Good morning! Moving forward, we go past the Flood. The world as we know it was formed partly through this cataclysm. One of the side effects of the Flood is the elimination of the physical location of the Garden of Eden and any other locations (like Nod) from the first chapters of Genesis. So, no, that social media post that claims someone found the Garden of Eden is most likely not right—the destruction of a year under water most likely eliminated any measurable trace.
What do we have in Genesis 9?
First, we have the establishment of God’s covenant with humanity not to destroy it all by a Flood again. It seems that people have misunderstood this covenant to say that there would never be any judgment, but God is not going to simply ignore sin. He is a righteous God and must deal with sin.
That His judgment could come some other way seems to slip our grasp. It might be worth reading 2 Peter 3:1-7
Another intriguing point of these chapters is that they raise the first prohibition on murder on a wide-scale. It’s couple with declaring animals allowable for food—but certainly this is not just about avoiding cannibalism. I w0uld suggest that God is restricting the punishment mankind should mete out on others for their sin—even today, we often decide to be like God in judgment rather than like God in knowledge. Which makes our judgment somewhat suspect, true?
The other story in Genesis 9 needs a brief mention and a clear statement. Noah plants a vineyard, then becomes intoxicated from drinking the wine that results. There’s not much to discuss here—some arguments are made that he meant to make wine, others that he didn’t, usually in the name of trying to keep him righteous—it’s clear that drunkenness is a problem. You should not get drunk.
The two issues that we need to learn from that section are these:
1. What is our reaction to those whose sin has overtaken them? Do we point and laugh? Or do we help cover their shame (not ‘cover-up’ their sin, Noah’s drunkenness was obviously not kept secret) and work for redemption later?
2. The other idea that has arisen from this passage is one of the worst theological ideas to be put forth. Unlike some ideas, like anti-supernaturalism, that claim the Word of God is inaccurate, this one comes from misunderstanding and thereby misapplying what the Word of God says. There was a time when the curse pronounced over Ham and Canaan was interpreted as resulting in their descendants deserving slavery, and then taking Genesis 10 into account, connecting that with the practice of slavery based on racial heritage.
That’s wrong. It’s wrong on many levels (I’d suggest any person thinking they can “own” another person is wrong), but let’s keep this one focused. First, there is a misapplication of generational responsibility for sin. Second, there’s a mistaken assumption that anyone in the recent world has a pure enough heritage to be only from one of the three sons of Noah instead of intermingled. Finally, such a view directly conflicts with Galatians 3:28-29.
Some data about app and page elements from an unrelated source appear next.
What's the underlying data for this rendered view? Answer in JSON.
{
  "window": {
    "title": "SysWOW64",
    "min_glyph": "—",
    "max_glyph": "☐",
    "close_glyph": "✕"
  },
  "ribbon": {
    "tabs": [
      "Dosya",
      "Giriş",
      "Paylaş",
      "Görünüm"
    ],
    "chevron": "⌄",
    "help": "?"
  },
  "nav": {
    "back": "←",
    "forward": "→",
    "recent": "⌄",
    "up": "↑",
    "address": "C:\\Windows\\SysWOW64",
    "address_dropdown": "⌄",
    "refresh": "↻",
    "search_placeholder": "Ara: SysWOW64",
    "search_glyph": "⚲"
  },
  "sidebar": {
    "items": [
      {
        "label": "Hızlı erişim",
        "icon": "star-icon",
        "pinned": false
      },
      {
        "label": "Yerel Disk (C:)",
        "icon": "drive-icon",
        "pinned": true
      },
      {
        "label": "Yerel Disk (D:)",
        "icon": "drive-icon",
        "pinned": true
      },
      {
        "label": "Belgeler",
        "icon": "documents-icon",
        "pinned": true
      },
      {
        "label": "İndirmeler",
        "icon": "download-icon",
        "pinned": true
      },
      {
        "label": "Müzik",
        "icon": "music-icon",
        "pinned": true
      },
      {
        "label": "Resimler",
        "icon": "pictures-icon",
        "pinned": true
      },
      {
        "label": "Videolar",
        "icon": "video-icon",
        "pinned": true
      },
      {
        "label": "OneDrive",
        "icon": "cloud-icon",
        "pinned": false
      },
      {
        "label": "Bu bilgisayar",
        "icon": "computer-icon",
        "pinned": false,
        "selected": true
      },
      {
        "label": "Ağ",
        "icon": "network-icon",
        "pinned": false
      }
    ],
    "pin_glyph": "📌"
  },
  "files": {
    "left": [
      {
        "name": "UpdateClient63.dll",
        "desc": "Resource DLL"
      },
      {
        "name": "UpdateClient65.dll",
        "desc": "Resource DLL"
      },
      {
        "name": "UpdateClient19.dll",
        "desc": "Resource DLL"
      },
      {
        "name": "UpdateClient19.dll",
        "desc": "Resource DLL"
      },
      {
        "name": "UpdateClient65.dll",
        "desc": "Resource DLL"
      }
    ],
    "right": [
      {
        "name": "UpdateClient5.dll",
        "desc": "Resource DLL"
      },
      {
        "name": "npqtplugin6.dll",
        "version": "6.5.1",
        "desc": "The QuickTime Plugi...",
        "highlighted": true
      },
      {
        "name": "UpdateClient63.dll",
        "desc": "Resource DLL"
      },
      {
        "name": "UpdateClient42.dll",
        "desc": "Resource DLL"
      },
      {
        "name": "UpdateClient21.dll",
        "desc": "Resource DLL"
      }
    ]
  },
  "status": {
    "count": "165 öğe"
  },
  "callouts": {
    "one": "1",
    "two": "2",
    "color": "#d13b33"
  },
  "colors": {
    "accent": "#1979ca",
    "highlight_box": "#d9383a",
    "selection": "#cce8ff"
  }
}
In short, it was bad theology generated to justify wicked behavior. Unfortunately, the echoes of the idea linger to this day. Mankind is all descended from those first two made in the image of God. Hold on to that the next time someone posits the superiority of one skin color over another.
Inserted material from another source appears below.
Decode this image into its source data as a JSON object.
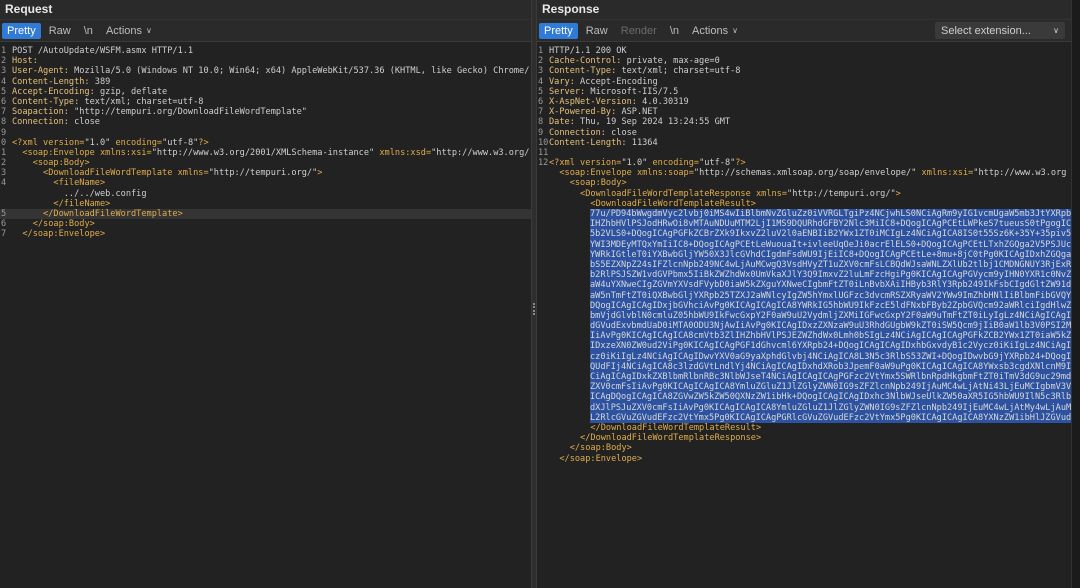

Then we hit Genesis 10—it’s frequently called the Table of Nations and describes the spread of humanity after the Flood. It’s likely a summary that precedes the driving events of Genesis 11, but it’s also possible that the Babel story focuses on one group and the effects are wide ranging.